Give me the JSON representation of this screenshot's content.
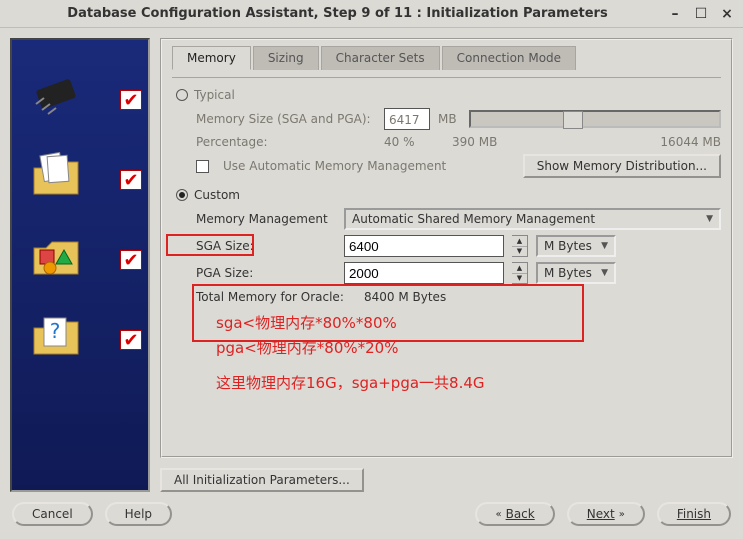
{
  "title": "Database Configuration Assistant, Step 9 of 11 : Initialization Parameters",
  "tabs": {
    "memory": "Memory",
    "sizing": "Sizing",
    "charsets": "Character Sets",
    "connmode": "Connection Mode"
  },
  "typical": {
    "label": "Typical",
    "memSizeLabel": "Memory Size (SGA and PGA):",
    "memSizeValue": "6417",
    "memSizeUnit": "MB",
    "pctLabel": "Percentage:",
    "pctValue": "40 %",
    "minLabel": "390 MB",
    "maxLabel": "16044 MB",
    "ammLabel": "Use Automatic Memory Management",
    "showDistBtn": "Show Memory Distribution..."
  },
  "custom": {
    "label": "Custom",
    "memMgmtLabel": "Memory Management",
    "memMgmtValue": "Automatic Shared Memory Management",
    "sgaLabel": "SGA Size:",
    "sgaValue": "6400",
    "sgaUnit": "M Bytes",
    "pgaLabel": "PGA Size:",
    "pgaValue": "2000",
    "pgaUnit": "M Bytes",
    "totalLabel": "Total Memory for Oracle:",
    "totalValue": "8400 M Bytes"
  },
  "annotations": {
    "line1": "sga<物理内存*80%*80%",
    "line2": "pga<物理内存*80%*20%",
    "line3": "这里物理内存16G，sga+pga一共8.4G"
  },
  "allInitBtn": "All Initialization Parameters...",
  "nav": {
    "cancel": "Cancel",
    "help": "Help",
    "back": "Back",
    "next": "Next",
    "finish": "Finish"
  }
}
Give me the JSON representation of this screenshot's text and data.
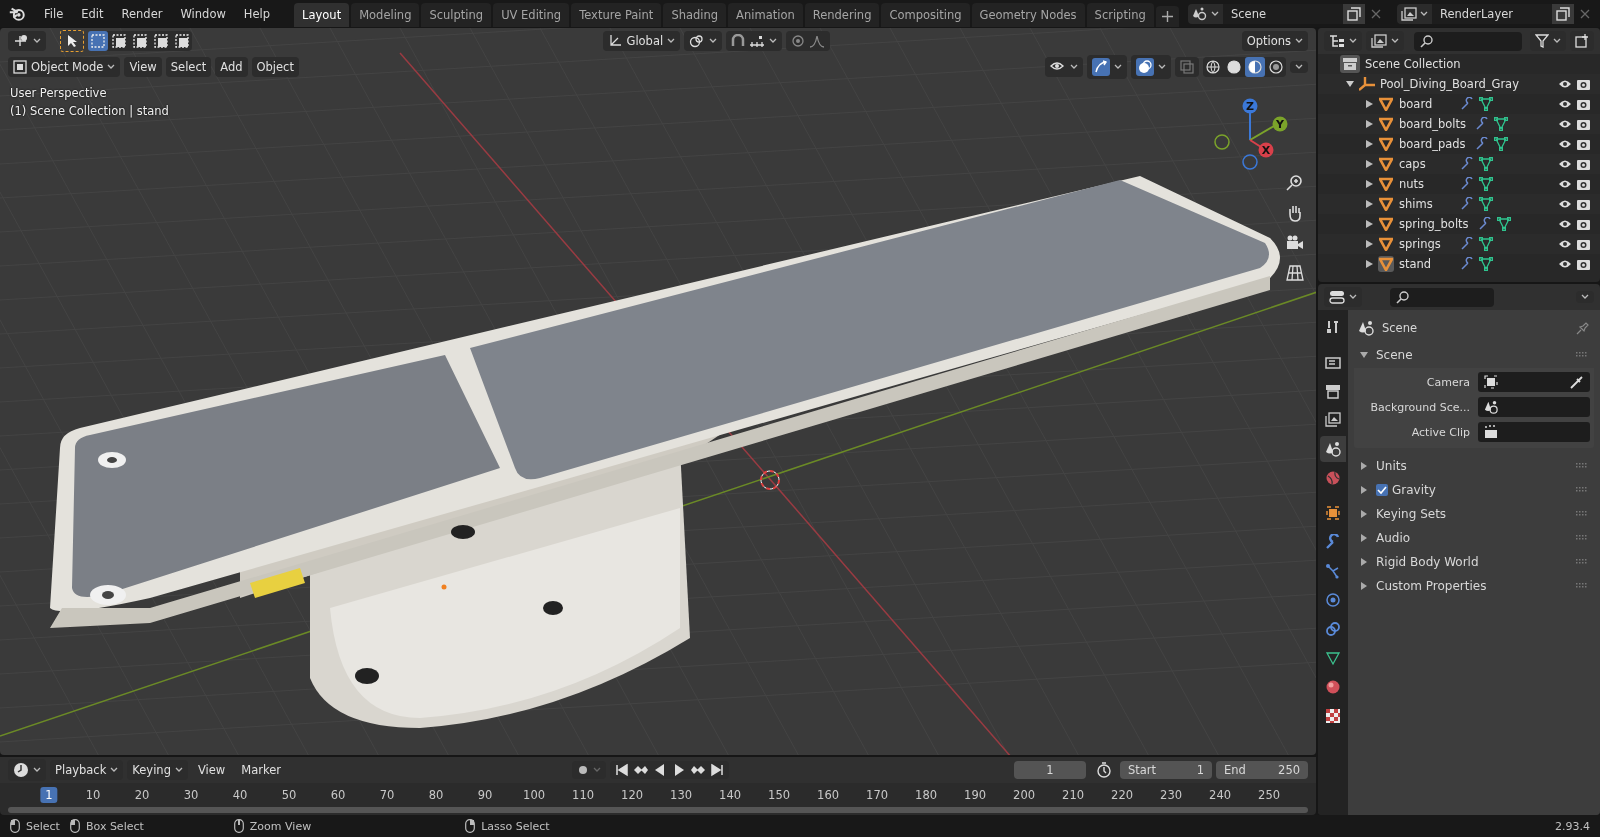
{
  "menu": [
    "File",
    "Edit",
    "Render",
    "Window",
    "Help"
  ],
  "workspaces": [
    {
      "label": "Layout",
      "selected": true
    },
    {
      "label": "Modeling",
      "selected": false
    },
    {
      "label": "Sculpting",
      "selected": false
    },
    {
      "label": "UV Editing",
      "selected": false
    },
    {
      "label": "Texture Paint",
      "selected": false
    },
    {
      "label": "Shading",
      "selected": false
    },
    {
      "label": "Animation",
      "selected": false
    },
    {
      "label": "Rendering",
      "selected": false
    },
    {
      "label": "Compositing",
      "selected": false
    },
    {
      "label": "Geometry Nodes",
      "selected": false
    },
    {
      "label": "Scripting",
      "selected": false
    }
  ],
  "scene": "Scene",
  "view_layer": "RenderLayer",
  "viewport": {
    "select_modes": [
      {
        "selected": true
      },
      {
        "selected": false
      },
      {
        "selected": false
      },
      {
        "selected": false
      },
      {
        "selected": false
      }
    ],
    "gizmos_on": true,
    "overlays_on": true,
    "orientation": "Global",
    "options": "Options",
    "mode": "Object Mode",
    "menus": [
      "View",
      "Select",
      "Add",
      "Object"
    ],
    "shading_modes": [
      {
        "selected": false
      },
      {
        "selected": false
      },
      {
        "selected": true
      },
      {
        "selected": false
      }
    ],
    "info": [
      "User Perspective",
      "(1) Scene Collection | stand"
    ],
    "axes": [
      "Z",
      "Y",
      "X"
    ]
  },
  "outliner": {
    "root": "Scene Collection",
    "collections": [
      {
        "name": "Pool_Diving_Board_Gray",
        "expanded": true,
        "children": [
          {
            "name": "board",
            "active": false
          },
          {
            "name": "board_bolts",
            "active": false
          },
          {
            "name": "board_pads",
            "active": false
          },
          {
            "name": "caps",
            "active": false
          },
          {
            "name": "nuts",
            "active": false
          },
          {
            "name": "shims",
            "active": false
          },
          {
            "name": "spring_bolts",
            "active": false
          },
          {
            "name": "springs",
            "active": false
          },
          {
            "name": "stand",
            "active": true
          }
        ]
      }
    ]
  },
  "properties": {
    "tabs": [
      {
        "kind": "tool",
        "selected": false
      },
      {
        "kind": "render",
        "selected": false
      },
      {
        "kind": "output",
        "selected": false
      },
      {
        "kind": "view_layer",
        "selected": false
      },
      {
        "kind": "scene",
        "selected": true
      },
      {
        "kind": "world",
        "selected": false
      },
      {
        "kind": "object",
        "selected": false
      },
      {
        "kind": "modifier",
        "selected": false
      },
      {
        "kind": "particles",
        "selected": false
      },
      {
        "kind": "physics",
        "selected": false
      },
      {
        "kind": "constraints",
        "selected": false
      },
      {
        "kind": "data",
        "selected": false
      },
      {
        "kind": "material",
        "selected": false
      },
      {
        "kind": "texture",
        "selected": false
      }
    ],
    "title": "Scene",
    "panel": {
      "title": "Scene",
      "expanded": true,
      "fields": [
        {
          "label": "Camera",
          "kind": "camera"
        },
        {
          "label": "Background Sce...",
          "kind": "scene"
        },
        {
          "label": "Active Clip",
          "kind": "clip"
        }
      ]
    },
    "subpanels": [
      {
        "title": "Units",
        "expanded": false
      },
      {
        "title": "Gravity",
        "expanded": false,
        "checked": true
      },
      {
        "title": "Keying Sets",
        "expanded": false
      },
      {
        "title": "Audio",
        "expanded": false
      },
      {
        "title": "Rigid Body World",
        "expanded": false
      },
      {
        "title": "Custom Properties",
        "expanded": false
      }
    ]
  },
  "timeline": {
    "menus": [
      "Playback",
      "Keying",
      "View",
      "Marker"
    ],
    "current_frame": "1",
    "start_label": "Start",
    "start": "1",
    "end_label": "End",
    "end": "250",
    "ticks": [
      {
        "label": "1",
        "selected": true
      },
      {
        "label": "10",
        "selected": false
      },
      {
        "label": "20",
        "selected": false
      },
      {
        "label": "30",
        "selected": false
      },
      {
        "label": "40",
        "selected": false
      },
      {
        "label": "50",
        "selected": false
      },
      {
        "label": "60",
        "selected": false
      },
      {
        "label": "70",
        "selected": false
      },
      {
        "label": "80",
        "selected": false
      },
      {
        "label": "90",
        "selected": false
      },
      {
        "label": "100",
        "selected": false
      },
      {
        "label": "110",
        "selected": false
      },
      {
        "label": "120",
        "selected": false
      },
      {
        "label": "130",
        "selected": false
      },
      {
        "label": "140",
        "selected": false
      },
      {
        "label": "150",
        "selected": false
      },
      {
        "label": "160",
        "selected": false
      },
      {
        "label": "170",
        "selected": false
      },
      {
        "label": "180",
        "selected": false
      },
      {
        "label": "190",
        "selected": false
      },
      {
        "label": "200",
        "selected": false
      },
      {
        "label": "210",
        "selected": false
      },
      {
        "label": "220",
        "selected": false
      },
      {
        "label": "230",
        "selected": false
      },
      {
        "label": "240",
        "selected": false
      },
      {
        "label": "250",
        "selected": false
      }
    ]
  },
  "status_bar": {
    "items": [
      "Select",
      "Box Select",
      "Zoom View",
      "Lasso Select"
    ],
    "version": "2.93.4"
  }
}
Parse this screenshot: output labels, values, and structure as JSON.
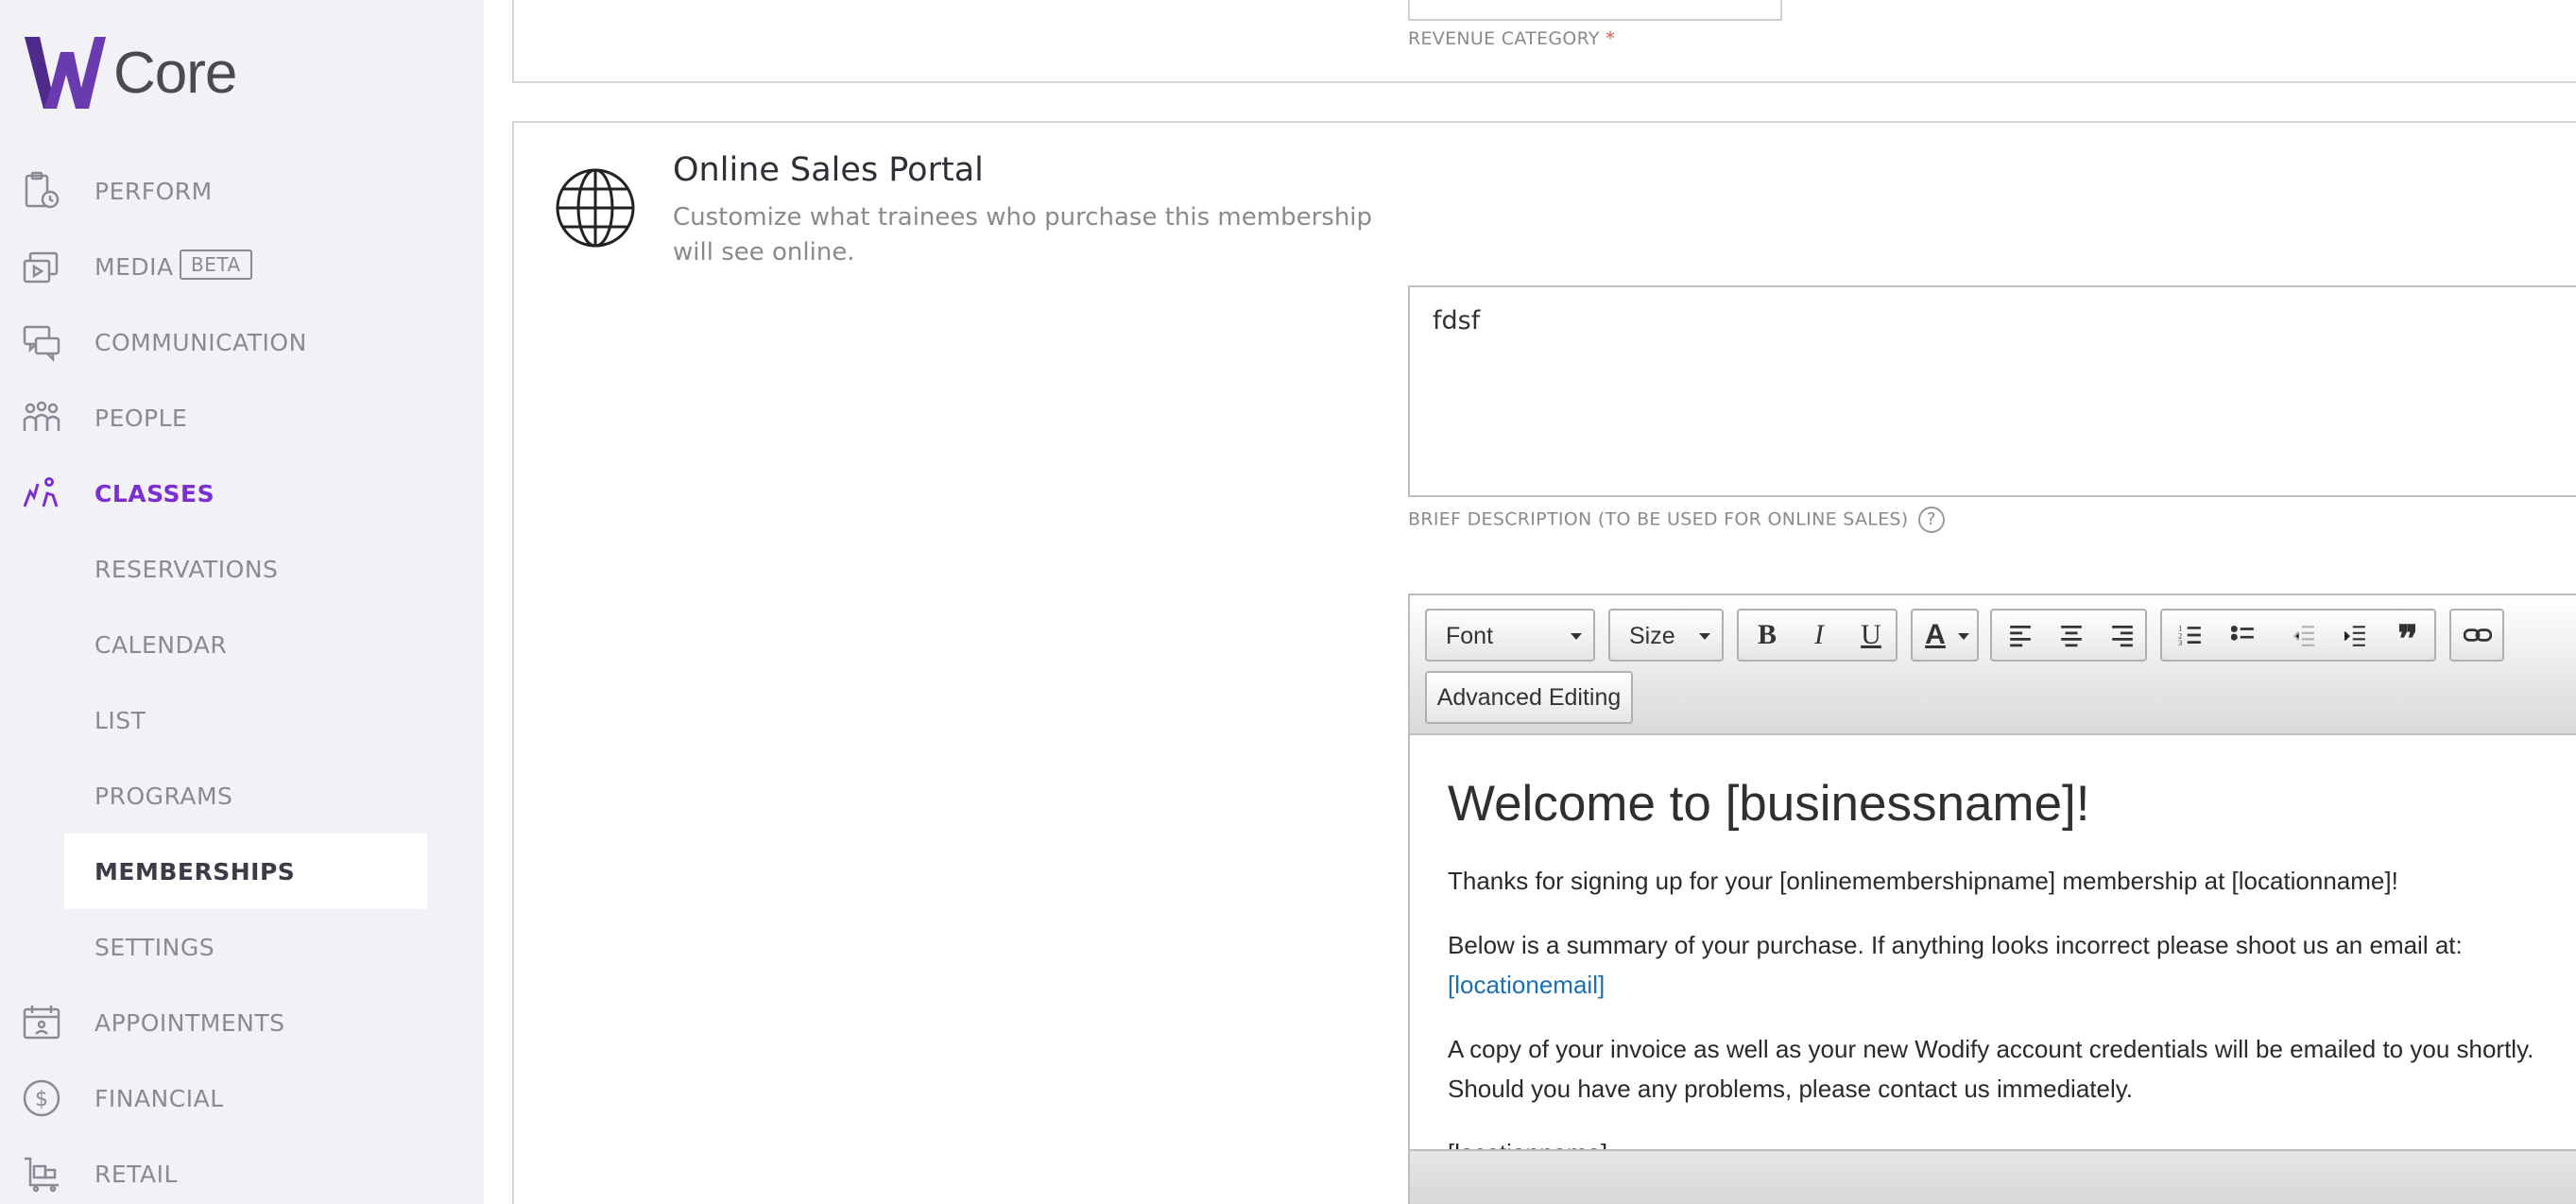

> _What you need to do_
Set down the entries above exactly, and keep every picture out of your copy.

> _Expected output_
Give me the JSON representation of this screenshot's content.
{
  "title": "Database Configuration Assistant, Step 9 of 11 : Initialization Parameters",
  "tabs": {
    "memory": "Memory",
    "sizing": "Sizing",
    "charsets": "Character Sets",
    "connmode": "Connection Mode"
  },
  "typical": {
    "label": "Typical",
    "memSizeLabel": "Memory Size (SGA and PGA):",
    "memSizeValue": "6417",
    "memSizeUnit": "MB",
    "pctLabel": "Percentage:",
    "pctValue": "40 %",
    "minLabel": "390 MB",
    "maxLabel": "16044 MB",
    "ammLabel": "Use Automatic Memory Management",
    "showDistBtn": "Show Memory Distribution..."
  },
  "custom": {
    "label": "Custom",
    "memMgmtLabel": "Memory Management",
    "memMgmtValue": "Automatic Shared Memory Management",
    "sgaLabel": "SGA Size:",
    "sgaValue": "6400",
    "sgaUnit": "M Bytes",
    "pgaLabel": "PGA Size:",
    "pgaValue": "2000",
    "pgaUnit": "M Bytes",
    "totalLabel": "Total Memory for Oracle:",
    "totalValue": "8400 M Bytes"
  },
  "annotations": {
    "line1": "sga<物理内存*80%*80%",
    "line2": "pga<物理内存*80%*20%",
    "line3": "这里物理内存16G，sga+pga一共8.4G"
  },
  "allInitBtn": "All Initialization Parameters...",
  "nav": {
    "cancel": "Cancel",
    "help": "Help",
    "back": "Back",
    "next": "Next",
    "finish": "Finish"
  }
}
Give me the JSON representation of this screenshot's text and data.
{
  "menu": [
    "File",
    "Edit",
    "Render",
    "Window",
    "Help"
  ],
  "workspaces": [
    {
      "label": "Layout",
      "selected": true
    },
    {
      "label": "Modeling",
      "selected": false
    },
    {
      "label": "Sculpting",
      "selected": false
    },
    {
      "label": "UV Editing",
      "selected": false
    },
    {
      "label": "Texture Paint",
      "selected": false
    },
    {
      "label": "Shading",
      "selected": false
    },
    {
      "label": "Animation",
      "selected": false
    },
    {
      "label": "Rendering",
      "selected": false
    },
    {
      "label": "Compositing",
      "selected": false
    },
    {
      "label": "Geometry Nodes",
      "selected": false
    },
    {
      "label": "Scripting",
      "selected": false
    }
  ],
  "scene": "Scene",
  "view_layer": "RenderLayer",
  "viewport": {
    "select_modes": [
      {
        "selected": true
      },
      {
        "selected": false
      },
      {
        "selected": false
      },
      {
        "selected": false
      },
      {
        "selected": false
      }
    ],
    "gizmos_on": true,
    "overlays_on": true,
    "orientation": "Global",
    "options": "Options",
    "mode": "Object Mode",
    "menus": [
      "View",
      "Select",
      "Add",
      "Object"
    ],
    "shading_modes": [
      {
        "selected": false
      },
      {
        "selected": false
      },
      {
        "selected": true
      },
      {
        "selected": false
      }
    ],
    "info": [
      "User Perspective",
      "(1) Scene Collection | stand"
    ],
    "axes": [
      "Z",
      "Y",
      "X"
    ]
  },
  "outliner": {
    "root": "Scene Collection",
    "collections": [
      {
        "name": "Pool_Diving_Board_Gray",
        "expanded": true,
        "children": [
          {
            "name": "board",
            "active": false
          },
          {
            "name": "board_bolts",
            "active": false
          },
          {
            "name": "board_pads",
            "active": false
          },
          {
            "name": "caps",
            "active": false
          },
          {
            "name": "nuts",
            "active": false
          },
          {
            "name": "shims",
            "active": false
          },
          {
            "name": "spring_bolts",
            "active": false
          },
          {
            "name": "springs",
            "active": false
          },
          {
            "name": "stand",
            "active": true
          }
        ]
      }
    ]
  },
  "properties": {
    "tabs": [
      {
        "kind": "tool",
        "selected": false
      },
      {
        "kind": "render",
        "selected": false
      },
      {
        "kind": "output",
        "selected": false
      },
      {
        "kind": "view_layer",
        "selected": false
      },
      {
        "kind": "scene",
        "selected": true
      },
      {
        "kind": "world",
        "selected": false
      },
      {
        "kind": "object",
        "selected": false
      },
      {
        "kind": "modifier",
        "selected": false
      },
      {
        "kind": "particles",
        "selected": false
      },
      {
        "kind": "physics",
        "selected": false
      },
      {
        "kind": "constraints",
        "selected": false
      },
      {
        "kind": "data",
        "selected": false
      },
      {
        "kind": "material",
        "selected": false
      },
      {
        "kind": "texture",
        "selected": false
      }
    ],
    "title": "Scene",
    "panel": {
      "title": "Scene",
      "expanded": true,
      "fields": [
        {
          "label": "Camera",
          "kind": "camera"
        },
        {
          "label": "Background Sce...",
          "kind": "scene"
        },
        {
          "label": "Active Clip",
          "kind": "clip"
        }
      ]
    },
    "subpanels": [
      {
        "title": "Units",
        "expanded": false
      },
      {
        "title": "Gravity",
        "expanded": false,
        "checked": true
      },
      {
        "title": "Keying Sets",
        "expanded": false
      },
      {
        "title": "Audio",
        "expanded": false
      },
      {
        "title": "Rigid Body World",
        "expanded": false
      },
      {
        "title": "Custom Properties",
        "expanded": false
      }
    ]
  },
  "timeline": {
    "menus": [
      "Playback",
      "Keying",
      "View",
      "Marker"
    ],
    "current_frame": "1",
    "start_label": "Start",
    "start": "1",
    "end_label": "End",
    "end": "250",
    "ticks": [
      {
        "label": "1",
        "selected": true
      },
      {
        "label": "10",
        "selected": false
      },
      {
        "label": "20",
        "selected": false
      },
      {
        "label": "30",
        "selected": false
      },
      {
        "label": "40",
        "selected": false
      },
      {
        "label": "50",
        "selected": false
      },
      {
        "label": "60",
        "selected": false
      },
      {
        "label": "70",
        "selected": false
      },
      {
        "label": "80",
        "selected": false
      },
      {
        "label": "90",
        "selected": false
      },
      {
        "label": "100",
        "selected": false
      },
      {
        "label": "110",
        "selected": false
      },
      {
        "label": "120",
        "selected": false
      },
      {
        "label": "130",
        "selected": false
      },
      {
        "label": "140",
        "selected": false
      },
      {
        "label": "150",
        "selected": false
      },
      {
        "label": "160",
        "selected": false
      },
      {
        "label": "170",
        "selected": false
      },
      {
        "label": "180",
        "selected": false
      },
      {
        "label": "190",
        "selected": false
      },
      {
        "label": "200",
        "selected": false
      },
      {
        "label": "210",
        "selected": false
      },
      {
        "label": "220",
        "selected": false
      },
      {
        "label": "230",
        "selected": false
      },
      {
        "label": "240",
        "selected": false
      },
      {
        "label": "250",
        "selected": false
      }
    ]
  },
  "status_bar": {
    "items": [
      "Select",
      "Box Select",
      "Zoom View",
      "Lasso Select"
    ],
    "version": "2.93.4"
  }
}
Parse this screenshot: output labels, values, and structure as JSON.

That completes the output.